Beltline makes strides one path, park at a time

Inch by inch and path by path, Atlanta Beltline Inc.'s quest to thread a 22-mile loop of greenspace, trails and transit around the city's intown neighborhoods is gaining ground.

In April, the group opened the Northside trail. October saw the creation of the Gordon White and Rose Circle parks in the city's West End. And coming June 26: the opening of Phase II of the West End trail.

To generate public awareness of its progress, Atlanta Beltline has launched "Art on the Beltline: Atlanta's New Public Place." The temporary exhibition places art along two Beltline paths -- the trail from Washington Park to Allene Avenue in West Atlanta and the trail from Piedmont Park to Memorial Drive on the city's east side.

A ceremony to kickoff the four-month art project will be held at 4 p.m. Saturday at Gordon White Park at the intersection of White Street and Ralph David Abernathy Boulevard.

"When were realized what an asset we had with the Beltline as a public realm, it became really important to entice people to walk it," said Fred Yalouris, director of design for the Beltline. "It's healthy, it's revealing, it shows you parts of the city that you've never seen before."

Atlanta Beltline has been striving for the past several years to turn abandoned rail tracks that ring the city into space that is walkable and will include a light rail line.
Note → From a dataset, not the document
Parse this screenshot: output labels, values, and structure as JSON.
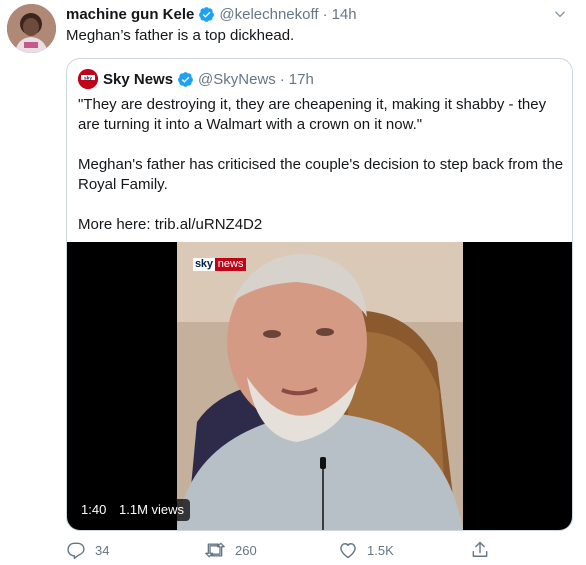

The group also is tasked with adding to the city's park space.

The art project includes 33 pieces chosen from 177 proposals, Yalouris said. Residents from the neighborhoods came out to install the pieces as well as clear brush along the trails.

Officials found a couple of the pieces defaced by graffiti during a walk through the West End trail on Wednesday. Yalouris said the graffiti would be cleaned by Saturday's opening.

Rod Pittam created a two-panel billboard called "Historical Vignettes of the West End," a look at the district at the turn of the last century. He said his work was inspired by how well the black and white communities in the area once worked together.

"The communities over the years have addressed any issues, worked it all out, up until the '60s," he said. "A lot of people attribute [the end of community unity] to I-20 coming through. That ripped the neighborhood in two."